Yup, I finished the PCT on September 29, 2015. Since being off trail, I have experienced a variety of emotions, but the predominant one at the time of finishing was relief. Even now, I wake up every day feeling relieved that I do not have to walk 25+ miles, especially today, when I woke up in Zion National Park to rain and reassured Tim, “Don’t worry, you don’t have to hike today if you don’t want.”
At the time of our finish I was physically and mentally exhausted.
My legs and hips were so tight that anytime I went from sitting to standing I moved like a grandma. It would take me 5 minutes of hobbling around and groaning before loosening up enough to walk normally. Even now small amounts of physical activity exacerbate my body stiffness. I went on an 11 mile trail run/hike last week. Afterwards, I stopped at a service station to grab a coffee, and as I hobbled from the car to the store entrance, a 60-something, Canadian gentleman standing with his campervan asked me if I had “fallen and hurt myself or something?” to which I responded, “Too much hiking.”
After the PCT, my feet ached all the time, even when I was lying down, and the throbbing pain would wake me up from sleep at night. My right foot had developed an overuse condition called tarsal tunnel syndrome, which means I had a pinched nerve in my ankle that resulted in an area of numbness on the bottom of my heel that spread to the ball of my foot.
Near the end of the PCT we had a string of rainy and cold days when we were soaked to the bone and deprived of our usual vistas. I developed weather-related PTSD every time I saw a cloud in the sky, nervous that it would rain every day until we finished. I worried a little about impending snow, and if we would be able to finish the trail. Mostly I worried if I would be warm enough. For example, how many times could I get into my down sleeping bag while wearing my wet clothes, making a reeking, steam sauna before the down lost it’s loft and ability to keep me warm?
Then there is the obvious. The lens that Tim and I were experiencing the PCT was different from many other hikers. We had lost a very important family member (Tim’s dad) at the mid-point of the trail. The loss alone was great enough, but we were active witnesses throughout the stages of dying. It is beautiful and an honor to be with a person during this final life stage but also sad and traumatic.
The three weeks that we were off the trail felt like a year as we made difficult decisions about end-of-life care, taking on the role of primary caregivers, sitting by and watching our dad rapidly lose his ability to communicate, feed himself, walk, get out of bed, shower, toilet, and eventually breathe. Knowing these things happen is sad, but witnessing them is devastating.
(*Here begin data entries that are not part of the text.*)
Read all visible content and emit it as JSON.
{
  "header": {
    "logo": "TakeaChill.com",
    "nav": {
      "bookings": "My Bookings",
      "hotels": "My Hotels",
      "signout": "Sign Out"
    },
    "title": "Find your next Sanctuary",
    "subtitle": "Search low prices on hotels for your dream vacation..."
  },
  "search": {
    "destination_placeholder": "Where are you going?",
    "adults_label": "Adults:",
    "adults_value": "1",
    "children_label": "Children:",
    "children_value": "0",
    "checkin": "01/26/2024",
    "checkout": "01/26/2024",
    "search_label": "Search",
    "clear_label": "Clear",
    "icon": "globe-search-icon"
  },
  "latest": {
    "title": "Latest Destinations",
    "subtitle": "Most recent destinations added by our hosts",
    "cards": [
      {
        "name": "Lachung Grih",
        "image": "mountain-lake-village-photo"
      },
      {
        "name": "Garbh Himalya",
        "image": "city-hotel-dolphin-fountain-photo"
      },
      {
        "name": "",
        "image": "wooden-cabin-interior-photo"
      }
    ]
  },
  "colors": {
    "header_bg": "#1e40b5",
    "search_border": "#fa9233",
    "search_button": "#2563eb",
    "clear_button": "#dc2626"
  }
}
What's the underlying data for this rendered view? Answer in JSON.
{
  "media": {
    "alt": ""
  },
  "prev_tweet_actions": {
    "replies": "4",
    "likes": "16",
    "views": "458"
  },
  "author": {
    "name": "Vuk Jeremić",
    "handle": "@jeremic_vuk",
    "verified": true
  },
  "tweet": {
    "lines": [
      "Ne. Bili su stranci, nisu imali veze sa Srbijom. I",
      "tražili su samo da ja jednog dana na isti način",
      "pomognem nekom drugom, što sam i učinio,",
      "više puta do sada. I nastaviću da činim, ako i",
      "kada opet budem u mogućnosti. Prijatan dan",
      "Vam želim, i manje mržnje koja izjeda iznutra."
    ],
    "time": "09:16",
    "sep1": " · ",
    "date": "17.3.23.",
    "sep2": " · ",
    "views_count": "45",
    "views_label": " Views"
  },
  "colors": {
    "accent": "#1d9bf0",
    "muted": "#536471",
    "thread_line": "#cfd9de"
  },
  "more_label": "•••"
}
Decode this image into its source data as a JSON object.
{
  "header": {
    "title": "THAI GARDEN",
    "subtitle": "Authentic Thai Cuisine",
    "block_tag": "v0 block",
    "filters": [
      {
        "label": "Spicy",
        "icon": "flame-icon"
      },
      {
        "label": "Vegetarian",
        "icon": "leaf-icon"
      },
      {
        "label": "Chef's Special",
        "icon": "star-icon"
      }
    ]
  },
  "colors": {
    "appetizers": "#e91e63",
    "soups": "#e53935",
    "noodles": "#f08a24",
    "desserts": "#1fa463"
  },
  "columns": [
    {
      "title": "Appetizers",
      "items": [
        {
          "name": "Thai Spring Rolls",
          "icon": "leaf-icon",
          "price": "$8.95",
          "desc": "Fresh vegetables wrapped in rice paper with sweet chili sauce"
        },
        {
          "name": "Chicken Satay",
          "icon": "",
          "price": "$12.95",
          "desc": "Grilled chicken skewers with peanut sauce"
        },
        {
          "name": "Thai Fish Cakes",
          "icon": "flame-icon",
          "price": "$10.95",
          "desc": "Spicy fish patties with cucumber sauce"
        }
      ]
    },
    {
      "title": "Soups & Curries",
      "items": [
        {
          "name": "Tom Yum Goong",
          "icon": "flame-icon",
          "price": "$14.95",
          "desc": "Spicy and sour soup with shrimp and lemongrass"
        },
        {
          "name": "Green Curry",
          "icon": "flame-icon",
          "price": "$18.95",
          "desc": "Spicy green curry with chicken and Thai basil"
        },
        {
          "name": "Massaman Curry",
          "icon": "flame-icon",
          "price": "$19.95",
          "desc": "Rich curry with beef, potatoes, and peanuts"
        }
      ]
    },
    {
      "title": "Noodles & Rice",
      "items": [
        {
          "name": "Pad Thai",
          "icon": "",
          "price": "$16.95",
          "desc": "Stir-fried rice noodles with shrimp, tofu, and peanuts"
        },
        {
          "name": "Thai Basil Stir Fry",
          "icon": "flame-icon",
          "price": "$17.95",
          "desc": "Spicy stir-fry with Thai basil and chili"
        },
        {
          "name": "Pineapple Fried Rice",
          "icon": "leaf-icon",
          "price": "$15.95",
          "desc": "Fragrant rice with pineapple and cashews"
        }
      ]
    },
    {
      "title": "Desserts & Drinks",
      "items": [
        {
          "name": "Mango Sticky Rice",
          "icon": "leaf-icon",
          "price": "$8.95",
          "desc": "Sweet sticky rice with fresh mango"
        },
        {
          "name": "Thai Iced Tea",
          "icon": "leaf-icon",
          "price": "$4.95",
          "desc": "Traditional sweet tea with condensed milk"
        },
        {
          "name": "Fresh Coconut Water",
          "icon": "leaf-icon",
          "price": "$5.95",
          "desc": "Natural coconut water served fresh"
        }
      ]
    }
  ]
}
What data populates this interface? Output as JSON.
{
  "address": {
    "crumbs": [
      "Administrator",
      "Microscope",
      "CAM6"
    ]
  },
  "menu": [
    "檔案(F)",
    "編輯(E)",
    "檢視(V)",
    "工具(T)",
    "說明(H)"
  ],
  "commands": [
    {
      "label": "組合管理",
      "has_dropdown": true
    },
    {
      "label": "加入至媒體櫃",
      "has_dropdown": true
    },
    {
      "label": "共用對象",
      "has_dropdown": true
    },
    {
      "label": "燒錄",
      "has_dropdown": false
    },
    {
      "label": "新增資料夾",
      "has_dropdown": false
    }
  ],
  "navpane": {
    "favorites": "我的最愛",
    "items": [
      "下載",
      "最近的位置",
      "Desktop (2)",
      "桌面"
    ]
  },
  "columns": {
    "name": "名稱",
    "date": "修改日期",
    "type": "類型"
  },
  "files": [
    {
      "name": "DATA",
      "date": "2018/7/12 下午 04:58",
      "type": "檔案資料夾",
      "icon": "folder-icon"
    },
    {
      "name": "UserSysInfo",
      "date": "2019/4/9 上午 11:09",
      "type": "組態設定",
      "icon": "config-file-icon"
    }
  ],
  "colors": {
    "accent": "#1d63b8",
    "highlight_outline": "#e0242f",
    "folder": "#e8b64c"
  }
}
A long hike provided me with space to freely process and to avoid the typical workplace condolences and societal grief-response expectations.
Then, there is the least helpful emotion of all-guilt. I feel guilty that I am relieved the trail is over. My expectation was that I would love it and miss it. I thought I would be effusive about trail life and that I would be wishing I could be back on trail. In fact, I love coffee, the internet, having easy access to almost any food I desire, potable tap water, watching TV, sitting on a seat, riding a bike sometimes, hanging out with friends, and going to different places in a car when I want to.
But this is where emotions get complicated because for every one of those non-trail things that I love, I find myself thinking about the things I appreciate about the trail culture: the absence of mirrors, de-emphasizing physical appearance, braiding my hair once a week and forgetting about it, bragging rights for who has gone the longest without showering, waking up in the morning and being exactly where you’re supposed to be (no commuting), sleeping in your hiking clothes and hiking in your pajamas, and simplifying life to those things that are important enough to carry on your back.
I miss the physical trail too: the volcanoes, mountain passes, old-growth forests, trees dripping with moss, the subtle flora and fauna changes between regions and altitudes, alpine lakes, roaring rivers in canyons, ice-cold springs on hot days, the way the trail changes with the seasons, desert cactus, moon phases, the glistening, heavy and wet forest after a night of rain, the stars, the silence, the creak of trees, the sounds of wildlife.
There are things I miss about the lifestyle: sleeping outside on my mat either in my tent or directly beneath the stars, covering up with my fluffy, soft sleeping bag, breathing in the fresh night air blowing by my face, swimming in mountain lakes, watching the sunset every night, and hiking through space and time. We were on trail for 2650 miles and three seasons—spring, summer, and fall—and we witnessed the gradual transition of the forest from spring desert flowers to fall colors on deciduous plants.
Our second to last night of the trail we walked on the mountaintops in northern Washington. It was fully autumn and the mountains were spotted with bright gold larch trees. The sun had just set and the sky was a beautiful purplish-pink and blue. We could see Mount Shuksan to the northwest. As we walked along the ridgeline, we saw the moon, but it was different from the full moon that we had expected. It was a sliver, and we were walking directly toward it. As we watched and hiked, the moon grew smaller and smaller. We were hiking directly into the lunar eclipse. It was just us. We had this piece of heaven to ourselves, and it was breathtaking. I felt deeply grateful but also relieved to know we would finish the trail in just 2 days which marked the moment where we could do anything other than hike.